Pen and Sword
The number and quality of memoirs getting translated from Russian lately is impressive and this is among the best.
Often memoirs provide more heat than light, focusing on the small scale personal experience of war without providing any meaningful context to that experience. Luckily, the process of getting translated, especially from Russian, tends to filter out junk and leave books that are quality either due to the writing or the unique perspective they provide. This book qualifies on both counts, being both well written and the only eastern front memoir from a junior artillery that I’ve found.
The author served in a variety of roles up through Battalion Commander in the 1st Battalion, 1028th Artillery Regiment which was part of the 52nd Rifle Division. Unfortunately, that’s a refreshing change because while everyday infantry divisions were the vast majority of units that served in WW2, their members are horribly underrepresented in the memoirs that get published! How many memoirs from SS soldiers and members of the 101st Airborne do we really need after all?
The book runs from the authors enlistment on after the Germans invaded the Soviet Union in June 1941 to the end of the war when the Division was fighting in Czechoslovakia.

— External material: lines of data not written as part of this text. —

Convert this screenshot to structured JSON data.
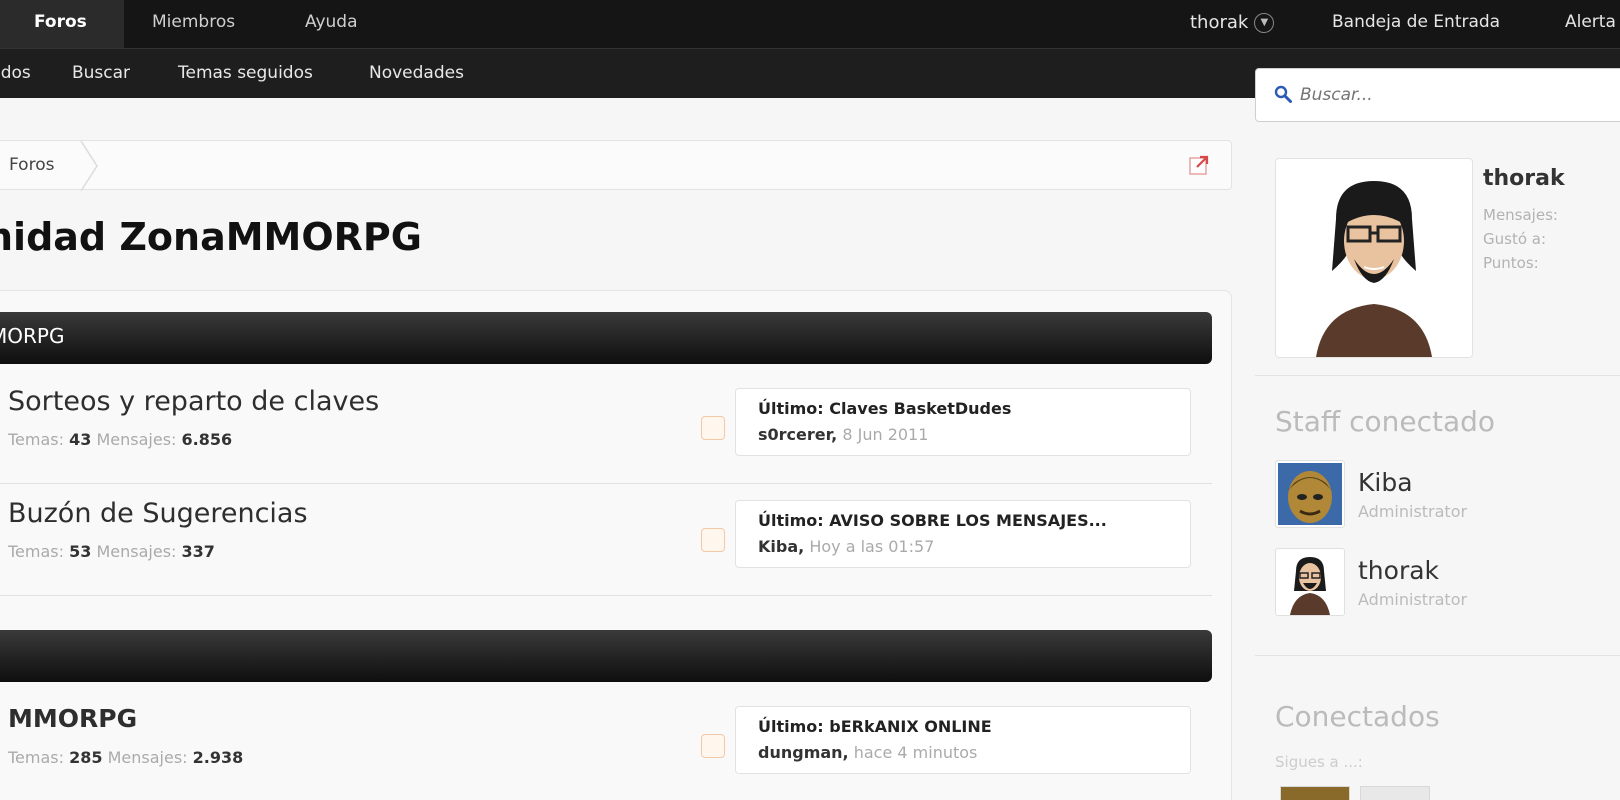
{
  "nav": {
    "tabs": [
      "Foros",
      "Miembros",
      "Ayuda"
    ],
    "user": "thorak",
    "inbox": "Bandeja de Entrada",
    "alerts": "Alerta"
  },
  "subnav": [
    "idos",
    "Buscar",
    "Temas seguidos",
    "Novedades"
  ],
  "search": {
    "placeholder": "Buscar..."
  },
  "breadcrumb": {
    "item": "Foros"
  },
  "page_title": "nidad ZonaMMORPG",
  "categories": [
    {
      "title": "MORPG",
      "forums": [
        {
          "title": "Sorteos y reparto de claves",
          "temas_label": "Temas:",
          "temas": "43",
          "mensajes_label": "Mensajes:",
          "mensajes": "6.856",
          "last_label": "Último:",
          "last_title": "Claves BasketDudes",
          "last_user": "s0rcerer,",
          "last_date": "8 Jun 2011"
        },
        {
          "title": "Buzón de Sugerencias",
          "temas_label": "Temas:",
          "temas": "53",
          "mensajes_label": "Mensajes:",
          "mensajes": "337",
          "last_label": "Último:",
          "last_title": "AVISO SOBRE LOS MENSAJES...",
          "last_user": "Kiba,",
          "last_date": "Hoy a las 01:57"
        }
      ]
    },
    {
      "title": "",
      "forums": [
        {
          "title": "MMORPG",
          "temas_label": "Temas:",
          "temas": "285",
          "mensajes_label": "Mensajes:",
          "mensajes": "2.938",
          "last_label": "Último:",
          "last_title": "bERkANIX ONLINE",
          "last_user": "dungman,",
          "last_date": "hace 4 minutos"
        }
      ]
    }
  ],
  "sidebar": {
    "profile": {
      "name": "thorak",
      "mensajes": "Mensajes:",
      "gusto": "Gustó a:",
      "puntos": "Puntos:"
    },
    "staff_heading": "Staff conectado",
    "staff": [
      {
        "name": "Kiba",
        "role": "Administrator"
      },
      {
        "name": "thorak",
        "role": "Administrator"
      }
    ],
    "online_heading": "Conectados",
    "following": "Sigues a ...:"
  }
}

Since the author’s first operation was the fighting around the Rzhez, it is interesting to watch the improvement in the Division’s effectiveness from the Summer of 1942 through the end of the war. For obvious reasons, most Soviet memoirs are from operations later in the war, so the perspectives from earlier in the war are most welcome.
While the book’s writing and anecdotes are entertaining, for me the highlight of the book was reading about how Soviet artillery operated in practice. While Soviet artillery fired over open sights far more than Western artillery, there was more adjusted fire than I had believed prior to picking this book up. It was also enlightening reading about the effects of artillery fire from a professional practitioner. So often, observations of the effects of artillery are from those caught directly under the fire, not an assessment of its tactical effectiveness. Certainly, there may be bias in how important an Artillery officer thinks indirect fire is, but reading what the effects of artillery fire was supposed to be was enlightening.
Overall, I found the book highly enjoyable from both a personal and professional standpoint. Any student of the Eastern Front will find this to be an essential part of their library. Highly recommended! I give this book five stars!
Rat 6, Out!